  1. Working With Open Flame: Make sure you have a fire extinguisher. Do not wear loose clothing. Grills cause thousands of fires, hundreds of injuries, dozens of deaths and millions of dollars in damage every year... don't become a statistic!
  2. Food Safety Concerns: Refrigerate food until it goes on the grill. The grill should hold a temperature of around 300 degrees and the meat should reach an internal temperature of 165 degrees to kill any bacteria there may be.
  3. Read The Instructions: With many grill types, they differ in how they operate. Do not assume that your new grill works like your old one. If you can not find your instruction manual for your grill, check the manufacturer website, they often have them available for downloading!

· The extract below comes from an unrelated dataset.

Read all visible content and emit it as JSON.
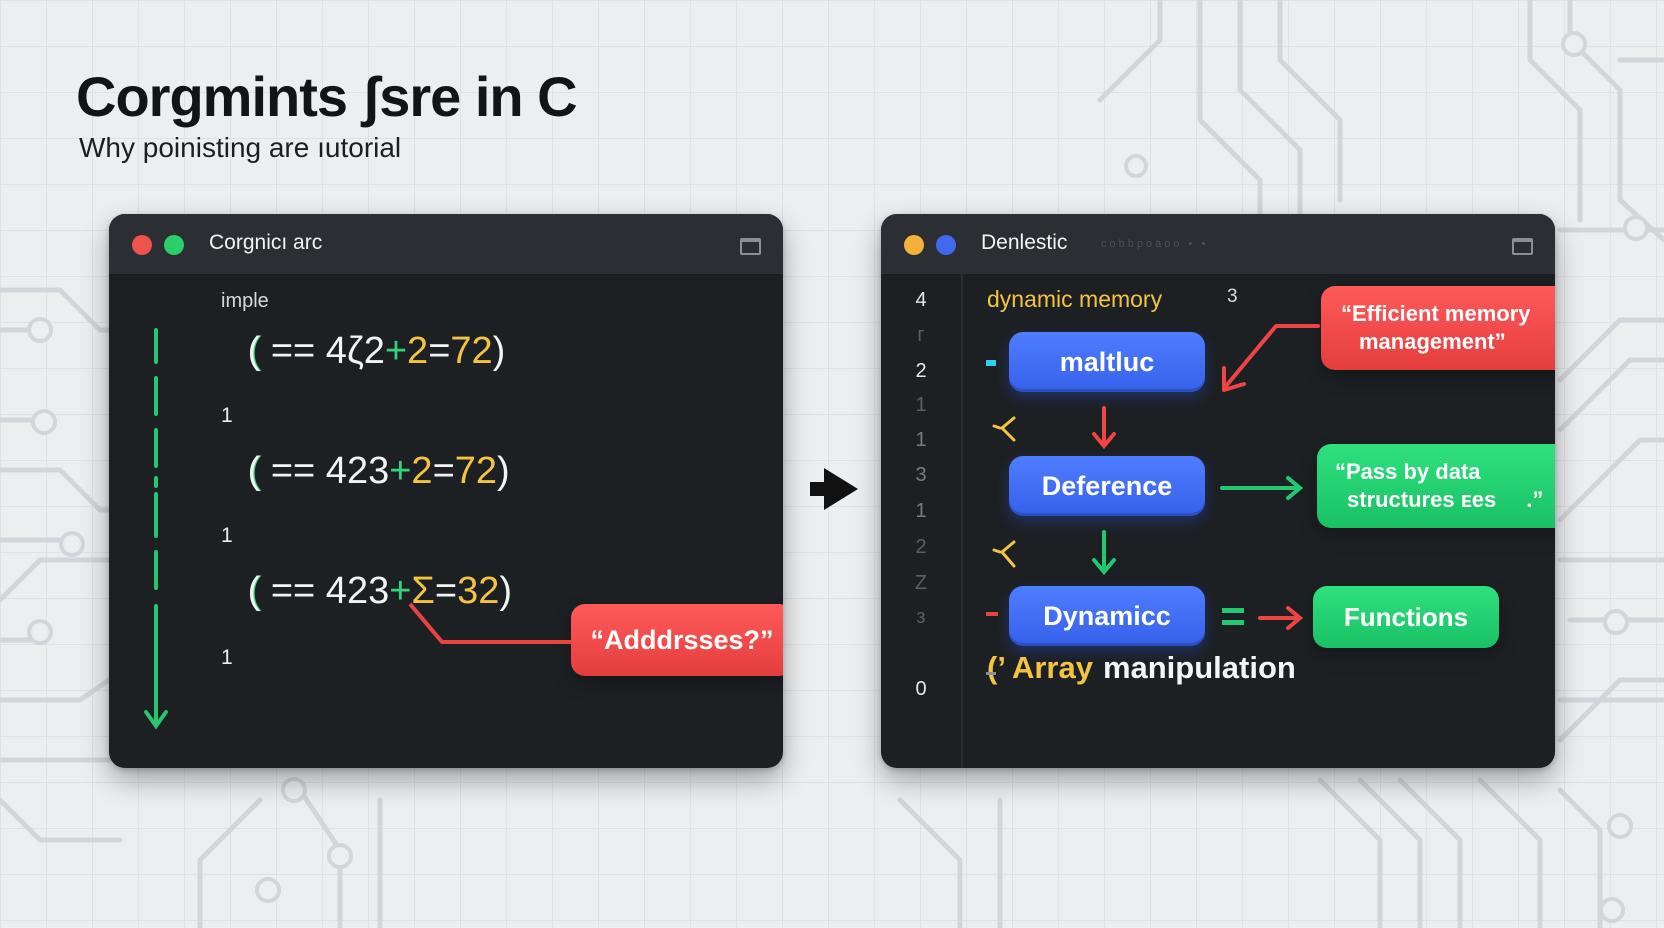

  4. Check Your Location: Make sure your grill is away from anything flammable like bushes, trees, your house... and out of the path of guests and small children. Also, before you start your fire, make sure the grill's vents are open. They should not be clogged with ashes or grease.
  5. Using A Gas Grill: Check your gas grill for obstructions. One of the main causes of gas grill fires is an obstruction in the gas line. This usually takes place, behind, underneath or inside your grill where people normally don't look. Pay attention and stay safe!

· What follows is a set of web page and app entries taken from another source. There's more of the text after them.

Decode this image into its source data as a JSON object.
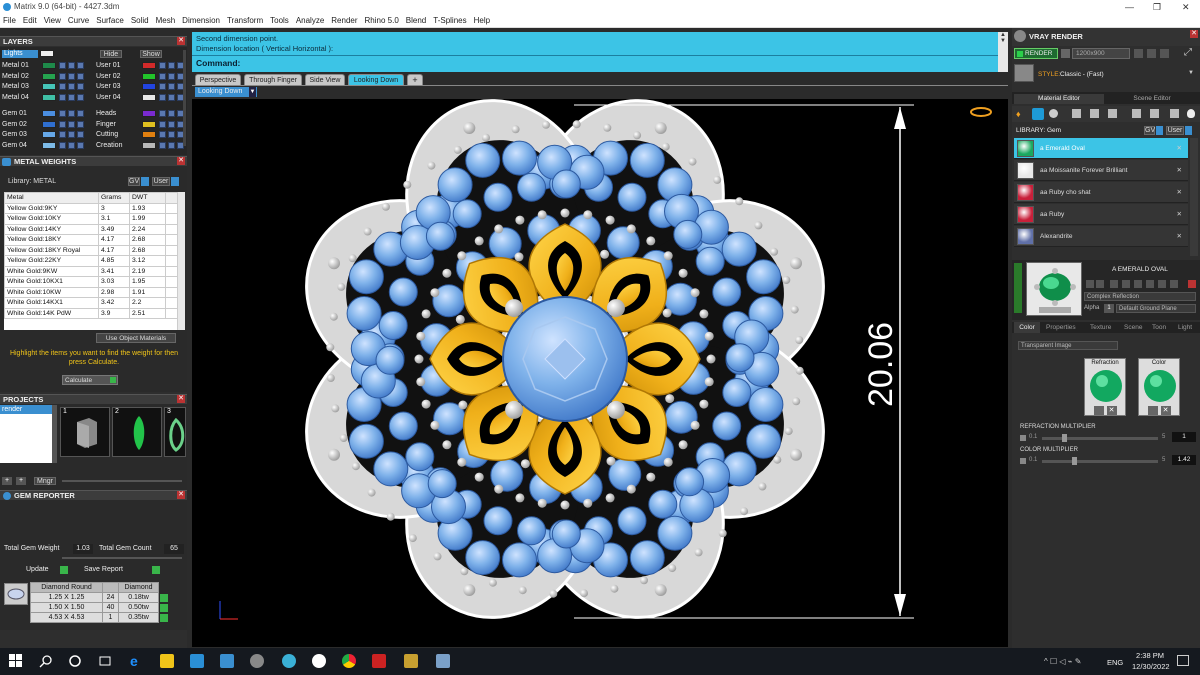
{
  "window": {
    "title": "Matrix 9.0 (64-bit) - 4427.3dm"
  },
  "menu": [
    "File",
    "Edit",
    "View",
    "Curve",
    "Surface",
    "Solid",
    "Mesh",
    "Dimension",
    "Transform",
    "Tools",
    "Analyze",
    "Render",
    "Rhino 5.0",
    "Blend",
    "T-Splines",
    "Help"
  ],
  "layers": {
    "title": "LAYERS",
    "lights_label": "Lights",
    "hide_label": "Hide",
    "show_label": "Show",
    "left": [
      {
        "name": "Metal 01",
        "color": "#1e8a4a"
      },
      {
        "name": "Metal 02",
        "color": "#25a34f"
      },
      {
        "name": "Metal 03",
        "color": "#45c5b8"
      },
      {
        "name": "Metal 04",
        "color": "#3fbfa5"
      },
      {
        "name": "Gem 01",
        "color": "#4b8ee0"
      },
      {
        "name": "Gem 02",
        "color": "#2f6fd0"
      },
      {
        "name": "Gem 03",
        "color": "#66a8e8"
      },
      {
        "name": "Gem 04",
        "color": "#7dbbe8"
      }
    ],
    "right": [
      {
        "name": "User 01",
        "color": "#d22a2a"
      },
      {
        "name": "User 02",
        "color": "#22c42a"
      },
      {
        "name": "User 03",
        "color": "#2244e0"
      },
      {
        "name": "User 04",
        "color": "#e8e8e8"
      },
      {
        "name": "Heads",
        "color": "#7a2ad0"
      },
      {
        "name": "Finger",
        "color": "#e0c020"
      },
      {
        "name": "Cutting",
        "color": "#e08010"
      },
      {
        "name": "Creation",
        "color": "#b8b8b8"
      }
    ]
  },
  "metal_weights": {
    "title": "METAL WEIGHTS",
    "library_label": "Library: METAL",
    "gv": "GV",
    "user": "User",
    "columns": [
      "Metal",
      "Grams",
      "DWT"
    ],
    "rows": [
      [
        "Yellow Gold:9KY",
        "3",
        "1.93"
      ],
      [
        "Yellow Gold:10KY",
        "3.1",
        "1.99"
      ],
      [
        "Yellow Gold:14KY",
        "3.49",
        "2.24"
      ],
      [
        "Yellow Gold:18KY",
        "4.17",
        "2.68"
      ],
      [
        "Yellow Gold:18KY Royal",
        "4.17",
        "2.68"
      ],
      [
        "Yellow Gold:22KY",
        "4.85",
        "3.12"
      ],
      [
        "White Gold:9KW",
        "3.41",
        "2.19"
      ],
      [
        "White Gold:10KX1",
        "3.03",
        "1.95"
      ],
      [
        "White Gold:10KW",
        "2.98",
        "1.91"
      ],
      [
        "White Gold:14KX1",
        "3.42",
        "2.2"
      ],
      [
        "White Gold:14K PdW",
        "3.9",
        "2.51"
      ]
    ],
    "use_object_materials": "Use Object Materials",
    "hint": "Highlight the items you want to find the weight for then press Calculate.",
    "calculate": "Calculate"
  },
  "projects": {
    "title": "PROJECTS",
    "item": "render",
    "thumb_numbers": [
      "1",
      "2",
      "3"
    ],
    "mngr": "Mngr"
  },
  "gem_reporter": {
    "title": "GEM REPORTER",
    "total_weight_label": "Total Gem Weight",
    "total_weight": "1.03",
    "total_count_label": "Total Gem Count",
    "total_count": "65",
    "update": "Update",
    "save_report": "Save Report",
    "columns": [
      "Diamond Round",
      "",
      "Diamond"
    ],
    "rows": [
      [
        "1.25 X 1.25",
        "24",
        "0.18tw"
      ],
      [
        "1.50 X 1.50",
        "40",
        "0.50tw"
      ],
      [
        "4.53 X 4.53",
        "1",
        "0.35tw"
      ]
    ]
  },
  "command": {
    "line1": "Second dimension point.",
    "line2": "Dimension location ( Vertical  Horizontal ):",
    "prompt": "Command:"
  },
  "view_tabs": [
    "Perspective",
    "Through Finger",
    "Side View",
    "Looking Down"
  ],
  "active_tab": "Looking Down",
  "view_dropdown": "Looking Down",
  "dimension_value": "20.06",
  "vray": {
    "title": "VRAY RENDER",
    "render_btn": "RENDER",
    "resolution": "1200x900",
    "style_label": "STYLE:",
    "style_value": "Classic - (Fast)",
    "tabs": [
      "Material Editor",
      "Scene Editor"
    ],
    "library_label": "LIBRARY: Gem",
    "gv": "GV",
    "user": "User",
    "materials": [
      {
        "name": "a Emerald Oval",
        "color": "#1aa860",
        "selected": true
      },
      {
        "name": "aa Moissanite Forever Brilliant",
        "color": "#e8e8e8",
        "selected": false
      },
      {
        "name": "aa Ruby cho shat",
        "color": "#c8203a",
        "selected": false
      },
      {
        "name": "aa Ruby",
        "color": "#c8203a",
        "selected": false
      },
      {
        "name": "Alexandrite",
        "color": "#6070a8",
        "selected": false
      }
    ],
    "preview_name": "A EMERALD OVAL",
    "complex_reflection": "Complex Reflection",
    "alpha_label": "Alpha",
    "alpha_value": "1",
    "default_ground": "Default Ground Plane",
    "subtabs": [
      "Color",
      "Properties",
      "Texture",
      "Scene",
      "Toon",
      "Light"
    ],
    "transparent_image": "Transparent Image",
    "refraction_label": "Refraction",
    "color_label": "Color",
    "refraction_multiplier_label": "REFRACTION MULTIPLIER",
    "refraction_min": "0.1",
    "refraction_max": "5",
    "refraction_value": "1",
    "color_multiplier_label": "COLOR MULTIPLIER",
    "color_min": "0.1",
    "color_max": "5",
    "color_value": "1.42"
  },
  "taskbar": {
    "lang": "ENG",
    "time": "2:38 PM",
    "date": "12/30/2022"
  }
}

  6. Using A Charcoal Grill: Charcoal absorbs and holds moisture easily, so store it in a dry place. Briquets are ready when they're glowing red and their surface is covered with gray ash, taking approximately 20 to 40 minutes. When they're ready, use tongs to spread them out for even heat.
  7. Soak Your Kebob Skewers: Soaking wooden skewers in water for at least 20 minutes before using them on a hot grill, will prevent the wood from burning, as well as make it easier to get your delicious vegetables and meats back off of the skewer.

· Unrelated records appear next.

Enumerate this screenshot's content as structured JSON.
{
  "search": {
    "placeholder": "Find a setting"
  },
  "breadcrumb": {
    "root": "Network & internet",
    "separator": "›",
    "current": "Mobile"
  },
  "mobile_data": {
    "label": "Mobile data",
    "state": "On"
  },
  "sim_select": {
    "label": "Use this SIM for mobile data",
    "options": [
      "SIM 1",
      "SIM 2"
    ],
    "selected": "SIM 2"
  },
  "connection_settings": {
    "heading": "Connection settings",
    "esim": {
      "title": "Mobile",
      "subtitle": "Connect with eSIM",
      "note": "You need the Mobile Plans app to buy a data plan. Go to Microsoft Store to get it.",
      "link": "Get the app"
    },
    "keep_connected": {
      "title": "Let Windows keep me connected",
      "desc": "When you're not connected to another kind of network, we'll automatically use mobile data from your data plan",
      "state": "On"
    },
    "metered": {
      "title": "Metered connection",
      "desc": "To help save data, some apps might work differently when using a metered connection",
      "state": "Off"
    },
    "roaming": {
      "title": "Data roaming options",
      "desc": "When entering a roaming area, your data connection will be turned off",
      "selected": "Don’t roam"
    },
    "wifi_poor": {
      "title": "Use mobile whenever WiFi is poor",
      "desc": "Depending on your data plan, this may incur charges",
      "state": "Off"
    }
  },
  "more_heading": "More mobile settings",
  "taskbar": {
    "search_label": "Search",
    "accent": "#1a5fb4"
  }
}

  8. Use Tongs Or A Spatula For Turning Meat: Tongs and spatulas with long handles allow for better control. Though using a fork is also effective, the holes a fork leaves behind cause your meat to lose some of their natural (yummy) juices.
  9. Have A Spray Bottle On Hand: A spray bottle filled with water is useful to control flare-ups on a charcoal grill. However, be careful not to use too much water and douse the coals. Do not use water on gas grill flare-ups - close the hood and turn down the heat until the fire goes down.
  10. Clean Your Grill: Cleaning your grill is easier if the grill rack is coated with vegetable oil or nonstick cooking spray before grilling. However, do not spray the grill over the fire, as this could cause a flare-up. Scrub a dirty grill with a stiff, wire brush while it's still warm for best results.